Nelson, Alexander the Great, Georgi Zhukov
first great popular hero of Britain was Admiral Horatio Nelson -
a small, one-eyed, one-armed fighting sailor who captured the imagination
of a nation with his bravery and inspired deeds.
its examination of Nelson, the television series The Great Commanders
follows his extraordinary career from his early years at sea,
the meteoric rise to captain - by the unheard of age of 20 - and
his date with destiny at Trafalgar.
with some terrific images of naval warfare in the times of fighting
sail and Nelson at varying ages, The Great Commanders paints
the picture of a flawed man who was an absolute genius at naval
are details of his battles in the Mediterranean, at the Nile, Copenhagen
and his leadership of the Channel Fleet at a time when the British
public's fears of a French invasion were quietened by his protecting
pulls no punches about his uncaring treatment of his wife Fanny,
or his very public affair with the love of his life Lady Emma Hamilton,
or the fact he was vain, or even that he did make some big mistakes
- such as a failed commando raid on Boulogne.
it does so with a huge respect and only to counter the Victorian
image of Nelson as a perfect hero.
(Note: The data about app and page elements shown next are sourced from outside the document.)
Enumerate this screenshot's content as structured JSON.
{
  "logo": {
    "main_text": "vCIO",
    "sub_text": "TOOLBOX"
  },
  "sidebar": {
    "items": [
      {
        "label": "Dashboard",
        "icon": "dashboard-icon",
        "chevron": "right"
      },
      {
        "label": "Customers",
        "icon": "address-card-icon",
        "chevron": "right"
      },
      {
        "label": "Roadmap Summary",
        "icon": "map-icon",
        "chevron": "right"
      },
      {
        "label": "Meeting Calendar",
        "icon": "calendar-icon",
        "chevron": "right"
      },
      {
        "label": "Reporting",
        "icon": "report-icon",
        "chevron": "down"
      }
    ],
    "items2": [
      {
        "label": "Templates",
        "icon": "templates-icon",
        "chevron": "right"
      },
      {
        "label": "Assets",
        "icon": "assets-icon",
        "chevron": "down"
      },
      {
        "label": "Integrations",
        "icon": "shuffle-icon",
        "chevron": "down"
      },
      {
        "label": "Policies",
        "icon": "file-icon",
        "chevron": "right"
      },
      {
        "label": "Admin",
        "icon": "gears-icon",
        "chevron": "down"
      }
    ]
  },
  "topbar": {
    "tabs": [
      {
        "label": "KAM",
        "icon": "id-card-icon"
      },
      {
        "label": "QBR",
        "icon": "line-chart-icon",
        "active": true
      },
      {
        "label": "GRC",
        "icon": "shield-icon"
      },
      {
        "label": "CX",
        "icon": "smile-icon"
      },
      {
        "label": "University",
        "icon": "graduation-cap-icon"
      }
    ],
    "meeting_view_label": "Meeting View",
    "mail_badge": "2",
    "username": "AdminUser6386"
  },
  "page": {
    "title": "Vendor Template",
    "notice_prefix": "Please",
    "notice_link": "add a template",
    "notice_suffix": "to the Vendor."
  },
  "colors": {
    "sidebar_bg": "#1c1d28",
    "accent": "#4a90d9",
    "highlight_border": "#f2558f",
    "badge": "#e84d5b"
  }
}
He was great, the experts say,
not perfect. Those experts include the doyen of Napoleonic studies
David Chandler, Tom Pocock, Brian Lavery, Colin White and General
all agree he ranks highly among the list of great military commanders
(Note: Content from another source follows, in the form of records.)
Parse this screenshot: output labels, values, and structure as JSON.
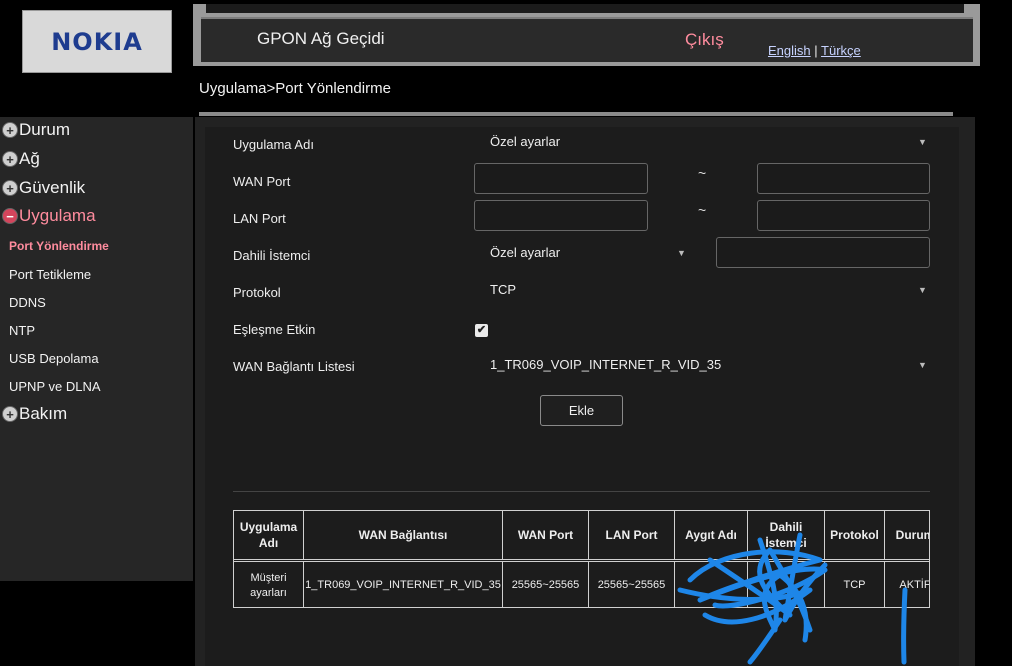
{
  "header": {
    "logo_text": "NOKIA",
    "title": "GPON Ağ Geçidi",
    "logout": "Çıkış",
    "lang_english": "English",
    "lang_sep": "|",
    "lang_turkish": "Türkçe"
  },
  "breadcrumb": "Uygulama>Port Yönlendirme",
  "sidebar": {
    "categories": [
      {
        "label": "Durum",
        "icon": "plus-circle-icon"
      },
      {
        "label": "Ağ",
        "icon": "plus-circle-icon"
      },
      {
        "label": "Güvenlik",
        "icon": "plus-circle-icon"
      },
      {
        "label": "Uygulama",
        "icon": "minus-circle-icon"
      },
      {
        "label": "Bakım",
        "icon": "plus-circle-icon"
      }
    ],
    "subitems": [
      "Port Yönlendirme",
      "Port Tetikleme",
      "DDNS",
      "NTP",
      "USB Depolama",
      "UPNP ve DLNA"
    ]
  },
  "form": {
    "app_name_label": "Uygulama Adı",
    "app_name_value": "Özel ayarlar",
    "wan_port_label": "WAN Port",
    "lan_port_label": "LAN Port",
    "internal_client_label": "Dahili İstemci",
    "internal_client_value": "Özel ayarlar",
    "protocol_label": "Protokol",
    "protocol_value": "TCP",
    "enable_label": "Eşleşme Etkin",
    "enable_checked": "✔",
    "wan_list_label": "WAN Bağlantı Listesi",
    "wan_list_value": "1_TR069_VOIP_INTERNET_R_VID_35",
    "range_sep": "~",
    "add_button": "Ekle"
  },
  "table": {
    "headers": [
      "Uygulama Adı",
      "WAN Bağlantısı",
      "WAN Port",
      "LAN Port",
      "Aygıt Adı",
      "Dahili İstemci",
      "Protokol",
      "Durum"
    ],
    "rows": [
      [
        "Müşteri ayarları",
        "1_TR069_VOIP_INTERNET_R_VID_35",
        "25565~25565",
        "25565~25565",
        "",
        "",
        "TCP",
        "AKTİF"
      ]
    ]
  },
  "colors": {
    "accent_pink": "#ff8c9e",
    "logo_blue": "#1e3c8f",
    "scribble_blue": "#1e86e8"
  }
}
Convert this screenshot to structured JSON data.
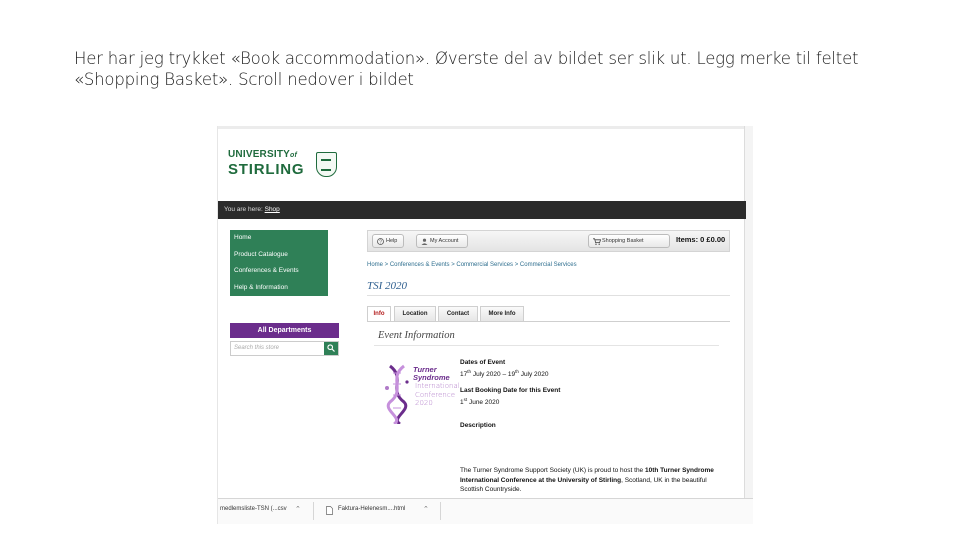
{
  "caption": {
    "line1": "Her har jeg trykket «Book accommodation». Øverste del av bildet ser slik ut. Legg merke til feltet",
    "line2": "«Shopping Basket». Scroll nedover i bildet"
  },
  "site": {
    "logo_university": "UNIVERSITY",
    "logo_of": "of",
    "logo_stirling": "STIRLING",
    "youarehere_label": "You are here:",
    "youarehere_link": "Shop"
  },
  "leftnav": {
    "items": [
      "Home",
      "Product Catalogue",
      "Conferences & Events",
      "Help & Information"
    ]
  },
  "all_departments": "All Departments",
  "search": {
    "placeholder": "Search this store"
  },
  "toolbar": {
    "help": "Help",
    "account": "My Account",
    "basket": "Shopping Basket",
    "items_summary": "Items: 0 £0.00"
  },
  "breadcrumb_trail": "Home > Conferences & Events > Commercial Services > Commercial Services",
  "page_title": "TSI 2020",
  "tabs": [
    "Info",
    "Location",
    "Contact",
    "More Info"
  ],
  "event": {
    "heading": "Event Information",
    "logo_line1": "Turner",
    "logo_line2": "Syndrome",
    "logo_line3": "International",
    "logo_line4": "Conference",
    "logo_line5": "2020",
    "dates_label": "Dates of Event",
    "date_start_day": "17",
    "date_start_sup": "th",
    "date_start_rest": "July 2020 – 19",
    "date_end_sup": "th",
    "date_end_rest": "July 2020",
    "last_booking_label": "Last Booking Date for this Event",
    "last_booking_day": "1",
    "last_booking_sup": "st",
    "last_booking_rest": "June 2020",
    "description_label": "Description",
    "desc_part1": "The Turner Syndrome Support Society (UK) is proud to host the ",
    "desc_bold1": "10th Turner Syndrome International Conference at the University of Stirling",
    "desc_part2": ", Scotland, UK in the beautiful Scottish Countryside."
  },
  "downloads": {
    "item1": "medlemsliste-TSN (...csv",
    "item2": "Faktura-Helenesm....html"
  },
  "colors": {
    "stirling_green": "#2f8057",
    "purple": "#6b2d8c",
    "active_tab": "#b31c1c"
  }
}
because of his mixture of physical and moral courage, ability to
plan operations down to the finest detail and inspire his men to
Great Commanders then looks at Nelson's bold and brilliant use
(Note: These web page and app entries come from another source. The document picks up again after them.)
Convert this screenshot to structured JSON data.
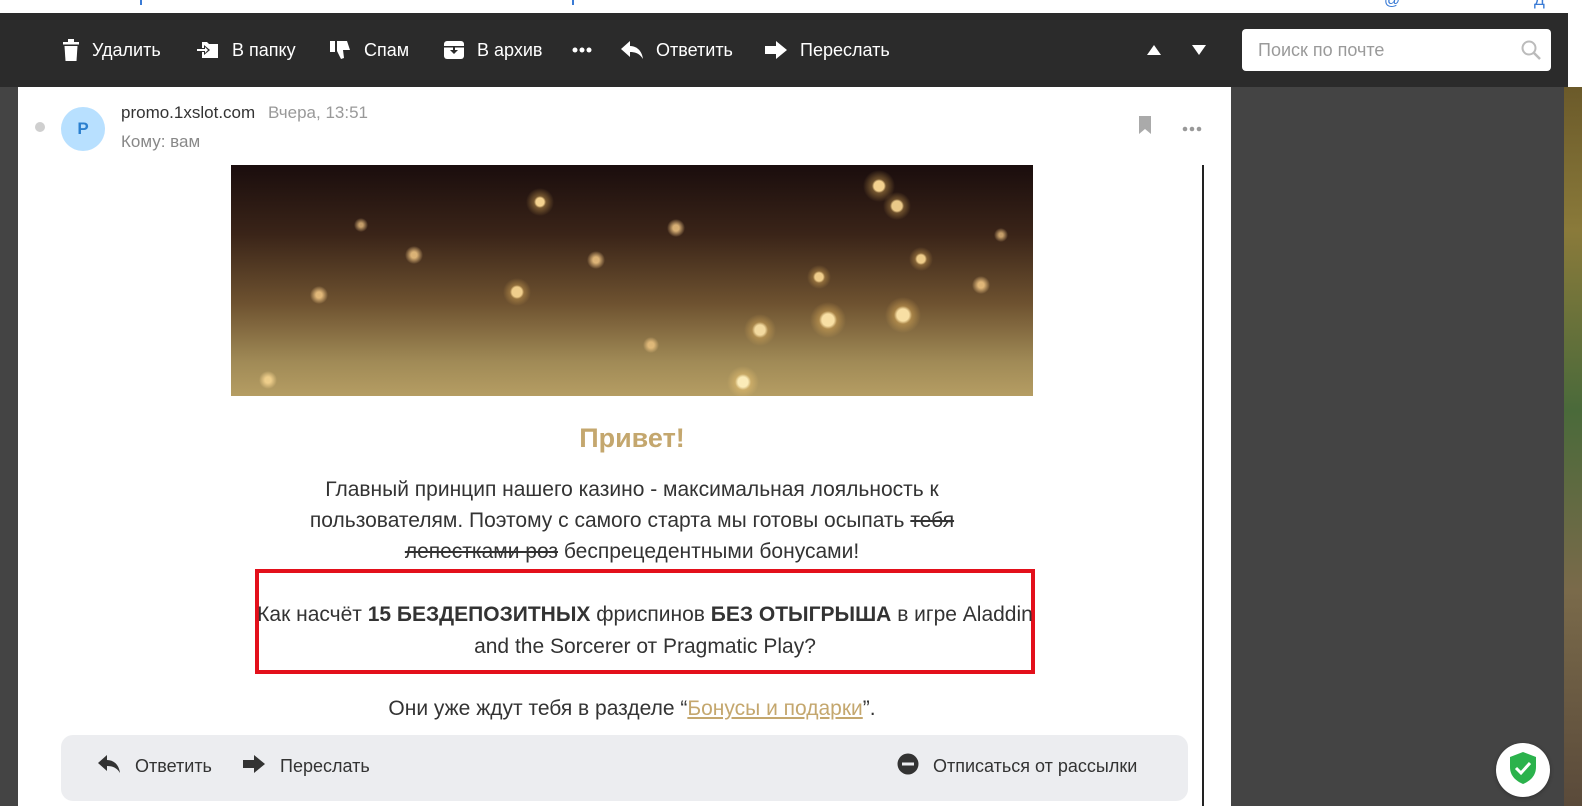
{
  "toolbar": {
    "delete_label": "Удалить",
    "move_label": "В папку",
    "spam_label": "Спам",
    "archive_label": "В архив",
    "reply_label": "Ответить",
    "forward_label": "Переслать",
    "icons": [
      "trash-icon",
      "folder-move-icon",
      "thumbs-down-icon",
      "archive-icon",
      "more-icon",
      "reply-icon",
      "forward-icon",
      "arrow-up-icon",
      "arrow-down-icon"
    ]
  },
  "search": {
    "placeholder": "Поиск по почте",
    "icon": "search-icon"
  },
  "message": {
    "avatar_letter": "P",
    "sender": "promo.1xslot.com",
    "date": "Вчера, 13:51",
    "to": "Кому: вам",
    "header_icons": [
      "bookmark-icon",
      "more-icon"
    ],
    "body": {
      "greeting": "Привет!",
      "para_start": "Главный принцип нашего казино - максимальная лояльность к пользователям. Поэтому с самого старта мы готовы осыпать ",
      "para_struck": "тебя лепестками роз",
      "para_end": " беспрецедентными бонусами!",
      "offer_1": "Как насчёт ",
      "offer_bold_1": "15 БЕЗДЕПОЗИТНЫХ",
      "offer_2": " фриспинов ",
      "offer_bold_2": "БЕЗ ОТЫГРЫША",
      "offer_3": " в игре Aladdin and the Sorcerer  от Pragmatic Play?",
      "where_start": "Они уже ждут тебя в разделе “",
      "where_link": "Бонусы и подарки",
      "where_end": "”."
    }
  },
  "bottom_bar": {
    "reply_label": "Ответить",
    "forward_label": "Переслать",
    "unsubscribe_label": "Отписаться от рассылки"
  },
  "colors": {
    "toolbar_bg": "#2b2b2b",
    "accent_gold": "#c4a76e",
    "highlight_red": "#e3101b",
    "avatar_bg": "#b8e0ff",
    "shield_green": "#2bb24c"
  }
}
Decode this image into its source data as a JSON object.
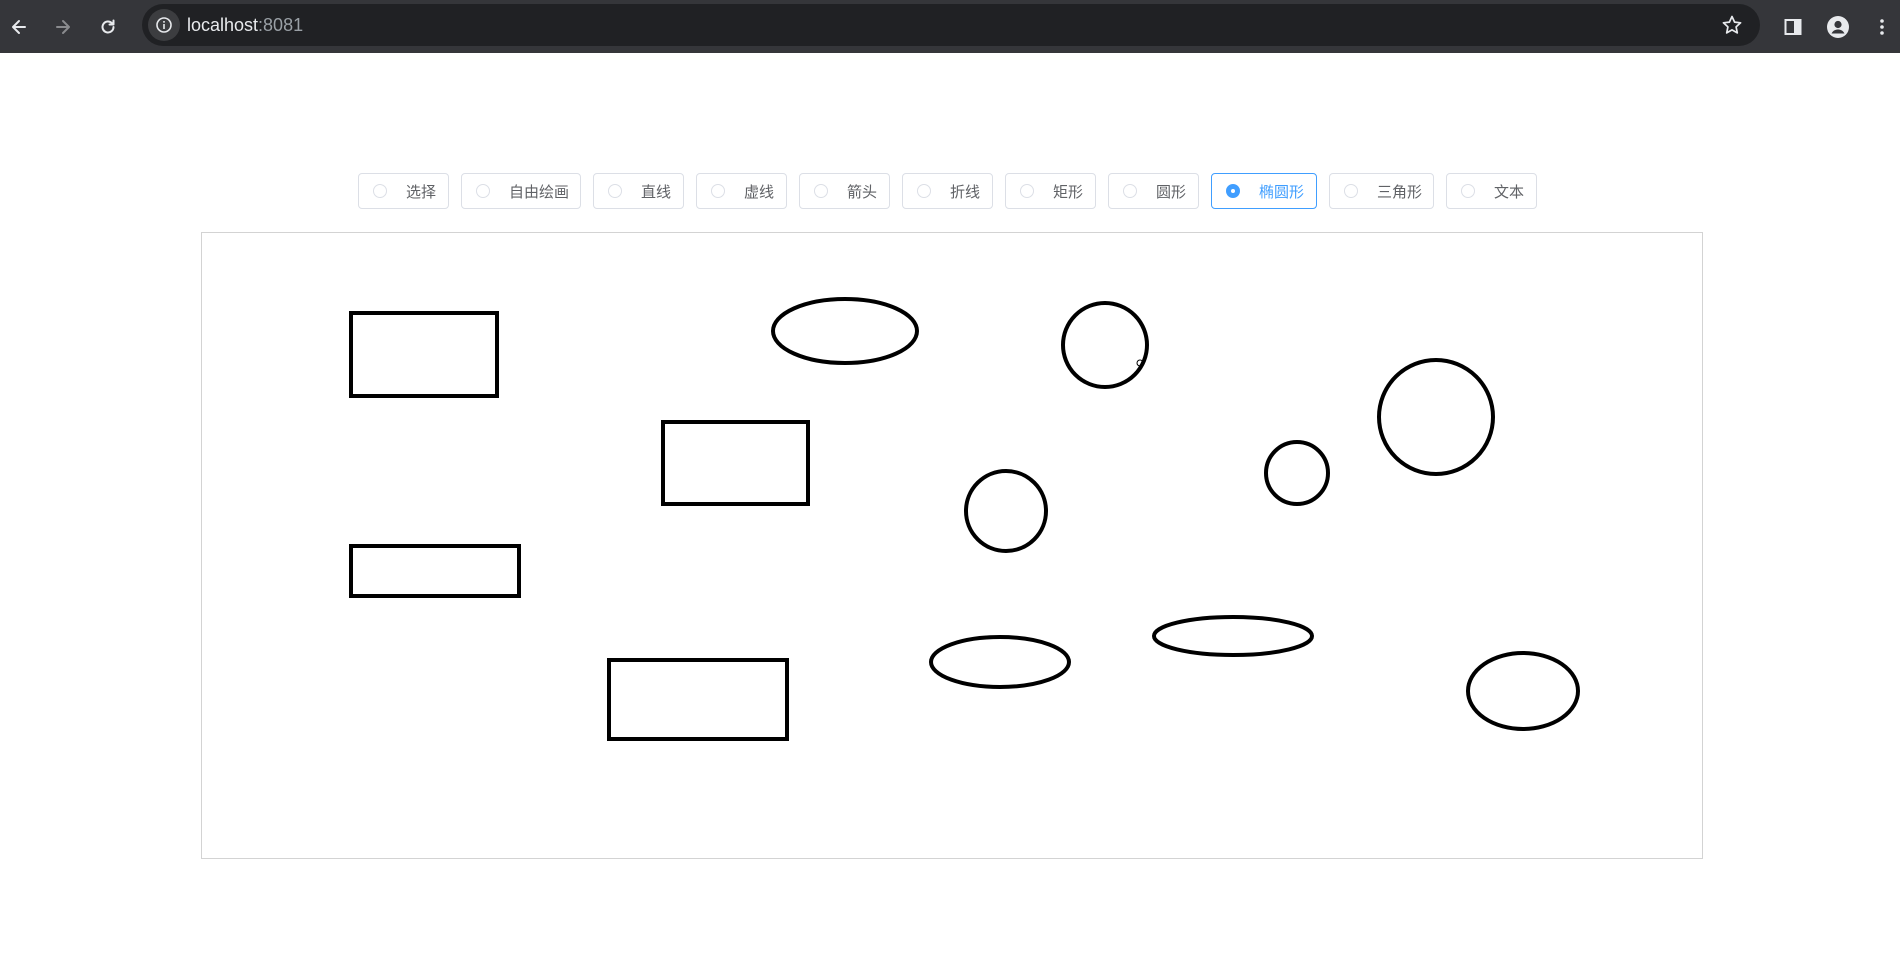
{
  "browser": {
    "url_host": "localhost",
    "url_port": ":8081",
    "icons": {
      "back": "arrow-left-icon",
      "forward": "arrow-right-icon",
      "reload": "reload-icon",
      "site_info": "info-icon",
      "bookmark": "star-icon",
      "side_panel": "side-panel-icon",
      "profile": "person-icon",
      "menu": "kebab-menu-icon"
    }
  },
  "toolbar": {
    "tools": [
      {
        "label": "选择",
        "selected": false
      },
      {
        "label": "自由绘画",
        "selected": false
      },
      {
        "label": "直线",
        "selected": false
      },
      {
        "label": "虚线",
        "selected": false
      },
      {
        "label": "箭头",
        "selected": false
      },
      {
        "label": "折线",
        "selected": false
      },
      {
        "label": "矩形",
        "selected": false
      },
      {
        "label": "圆形",
        "selected": false
      },
      {
        "label": "椭圆形",
        "selected": true
      },
      {
        "label": "三角形",
        "selected": false
      },
      {
        "label": "文本",
        "selected": false
      }
    ],
    "accent_color": "#409eff"
  },
  "canvas": {
    "stroke_color": "#000000"
  }
}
of his outnumbered and outgunned fleet at Trafalgar when he took
on and destroyed a combined force of French and Spanish ships.
superiority of the Royal Navy's gunnery and battle tactics - firing
at the hull of enemy ships rather than the sails - is gone into
and how the harbour-bound French and Spanish were no match for the
sea-hardened British crews.
shows how the battle fleets came together - with Nelson using the
revolutionary tactic of splitting the enemy line of battle - with
excellent 3D graphics. These computer-generated images make the
confusion of a naval battle far easier to understand.
are also quotes from journals of survivors of the battle that also
add colour and atmosphere to the episode.
was mortally wounded during the battle, but died knowing his side
had won the contest that established Britain as the world's leading
sea power for more than a century.
of the astounding facts to come out of this fantastic and informative
programme is that some 450 British sailors died along with Nelson,
compared with 4500 French and Spanish, who also suffered more than
20,000 men captured.
episode of a terrific series, which is now out on DVD and video,
is a must for those interested in how Britain stopped the threat
of Napoleon Bonaparte invading Britain - and how Trafalgar landlocked
the French empire.
the Great and Issus
as the world's leading military commander, Alexander the Great was
a complex personality who took a small Macedonian army and carved
out a huge empire.
only 32 when he died, Alexander had conquered a massive portion
of the known world against huge numbers of opponents.
battle focussed upon by The Great Commanders is his victory at Issus,
when he led an audacious charge across a river and destroyed a host
of Persian soldiers.
Zhukov and Berlin
with a seemingly invincible enemy in the form of the German army
of World War II, Josef Stalin appointed the tough commander Georgi
Zhukov to lead the Soviet Union's armies.
and ruthless, Zhukov even ran his men through minefields because
he figured the casualties would be the same as trying to clear them
Zhukov's handling of large forces and success in capturing Berlin
have him rated as being the leading soldier of last century.